A tiny flatworm found commonly on the coasts of western Europe and North America is living proof that species may be able to evolve and adapt to rapid climate change.
Research by the University of Plymouth examined the extent to which the intertidal flatworm Procerodes littoralis was able to regenerate and repair itself when challenged with different sea water conditions.
Repeating a study conducted more than a century earlier it was shown that the response of individuals had changed markedly since then.
The original study was conducted by Dorothy Jordan Lloyd, who was based at the Marine Biological Association in Plymouth, and focussed on individuals found in Wembury Bay, Plymouth.
It was published in 1914, and the current study — led by BSc (Hons) Marine Biology graduate Katharine Clayton — replicated it in terms of the processes followed and the precise locations from which samples were collected.
When tested across a range of different concentrations of salt water in the laboratory, scientists showed the flatworm was able to regenerate following minor injuries at lower salinities than were recorded originally.
They also demonstrated that while in 1914 there was an optimum salinity level for individuals to regenerate this is no longer the case, suggesting individuals have extended their tolerance range in the intervening 104 years.
Scientists also examined rainfall levels for the Wembury Bay area and found they had increased between 1914 and 2018, which is likely to result in exposure to lower salinities in the intertidal region, where the flatworm is found.
Put together, they say it shows how individual species may be able to adapt and survive the localised effects of climate change which, if correct, provides some of the first evidence of evolutionary rescue taking place in the wild.
Katharine Clayton began the study as part of her undergraduate degree and wrote it up for her final year dissertation. Now pursuing a PhD at the University of Exeter, she said: “When we first began looking at this flatworm, we were interested in how it tolerated salinity levels in it natural habitat. However, we quickly found out about Dorothy’s study in 1914 so it became a perfect test of how an individual population had adapted to changes within its immediate environment. The findings provide really interesting evidence of the impacts of climate change, but it has also been inspiring for me to revisit Dorothy’s work and highlight a pioneering female scientist of her time.”
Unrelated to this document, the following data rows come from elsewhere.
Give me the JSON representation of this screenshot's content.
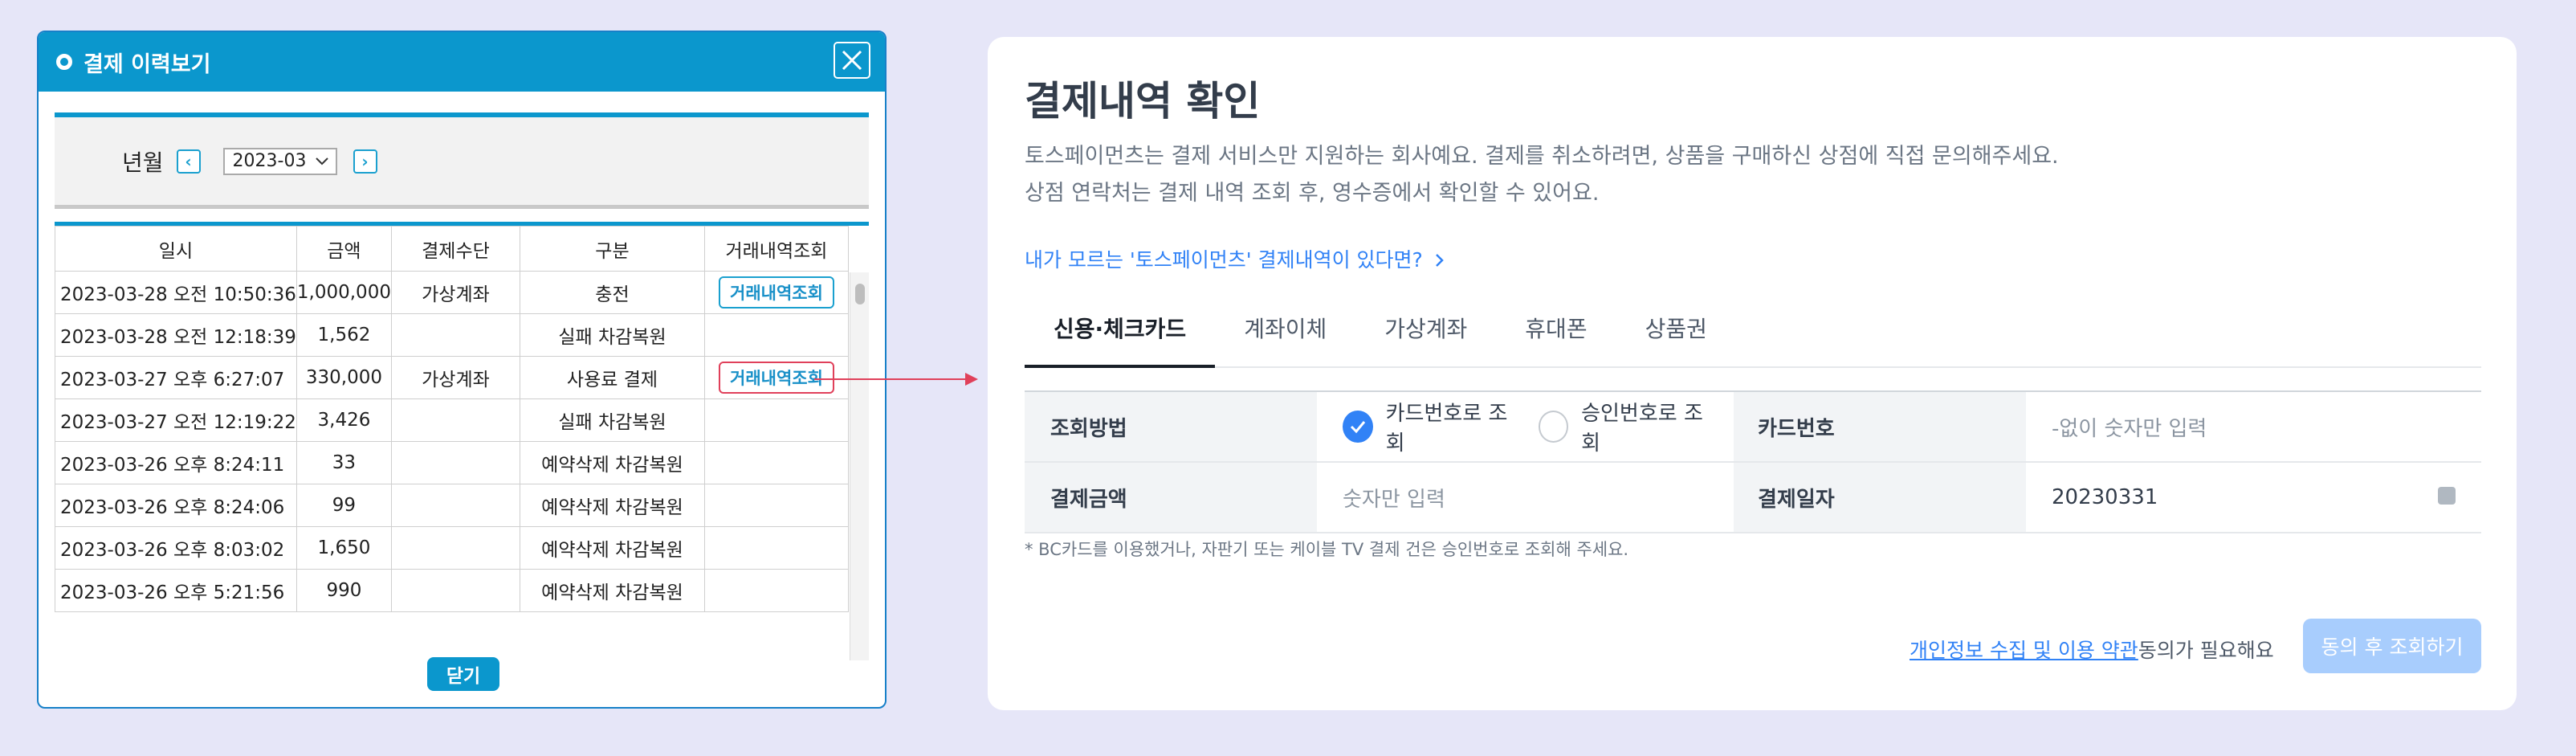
{
  "popup": {
    "title": "결제 이력보기",
    "filter_label": "년월",
    "selected_month": "2023-03",
    "prev_symbol": "‹",
    "next_symbol": "›",
    "columns": [
      "일시",
      "금액",
      "결제수단",
      "구분",
      "거래내역조회"
    ],
    "rows": [
      {
        "date": "2023-03-28 오전 10:50:36",
        "amount": "1,000,000",
        "method": "가상계좌",
        "type": "충전",
        "lookup": "거래내역조회"
      },
      {
        "date": "2023-03-28 오전 12:18:39",
        "amount": "1,562",
        "method": "",
        "type": "실패 차감복원",
        "lookup": ""
      },
      {
        "date": "2023-03-27 오후 6:27:07",
        "amount": "330,000",
        "method": "가상계좌",
        "type": "사용료 결제",
        "lookup": "거래내역조회"
      },
      {
        "date": "2023-03-27 오전 12:19:22",
        "amount": "3,426",
        "method": "",
        "type": "실패 차감복원",
        "lookup": ""
      },
      {
        "date": "2023-03-26 오후 8:24:11",
        "amount": "33",
        "method": "",
        "type": "예약삭제 차감복원",
        "lookup": ""
      },
      {
        "date": "2023-03-26 오후 8:24:06",
        "amount": "99",
        "method": "",
        "type": "예약삭제 차감복원",
        "lookup": ""
      },
      {
        "date": "2023-03-26 오후 8:03:02",
        "amount": "1,650",
        "method": "",
        "type": "예약삭제 차감복원",
        "lookup": ""
      },
      {
        "date": "2023-03-26 오후 5:21:56",
        "amount": "990",
        "method": "",
        "type": "예약삭제 차감복원",
        "lookup": ""
      }
    ],
    "close_label": "닫기"
  },
  "panel": {
    "title": "결제내역 확인",
    "desc_line1": "토스페이먼츠는 결제 서비스만 지원하는 회사예요. 결제를 취소하려면, 상품을 구매하신 상점에 직접 문의해주세요.",
    "desc_line2": "상점 연락처는 결제 내역 조회 후, 영수증에서 확인할 수 있어요.",
    "help_link": "내가 모르는 '토스페이먼츠' 결제내역이 있다면?",
    "tabs": [
      "신용·체크카드",
      "계좌이체",
      "가상계좌",
      "휴대폰",
      "상품권"
    ],
    "form": {
      "method_label": "조회방법",
      "radio_card": "카드번호로 조회",
      "radio_approval": "승인번호로 조회",
      "card_label": "카드번호",
      "card_placeholder": "-없이 숫자만 입력",
      "amount_label": "결제금액",
      "amount_placeholder": "숫자만 입력",
      "date_label": "결제일자",
      "date_value": "20230331"
    },
    "notice": "* BC카드를 이용했거나, 자판기 또는 케이블 TV 결제 건은 승인번호로 조회해 주세요.",
    "agree_link": "개인정보 수집 및 이용 약관",
    "agree_suffix": "동의가 필요해요",
    "submit_label": "동의 후 조회하기"
  },
  "colors": {
    "popup_header": "#0b97cd",
    "highlight": "#e0405a",
    "toss_blue": "#3182f6",
    "background": "#e6e6f8"
  }
}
The research’s co-author, Professor of Marine Zoology John Spicer, supervised Katharine’s work and is an authority on how marine species can adapt to climate change. He added: “There has been an idea around for the last 15 to 20 years called evolutionary rescue where, faced with rapid climate change, animals evolve to survive. Many, including myself, have doubted the possibility of such rescue, especially over such a short space of time in terms of species evolution. But this study shows it may well be possible in the wild because, in comparing two identical experiments 100 years apart, the animal has changed how it works, its physiology.
“It is proof that evolutionary rescue may exist in the wild, not just in the laboratory, and is a major step forward in our understanding of how species can adapt as the environment around them changes. With the two studies being conducted 50 years before and after the start of the Anthropocene, it also provides a fascinating insight into the effect humans are having on species with whom we share our planet.”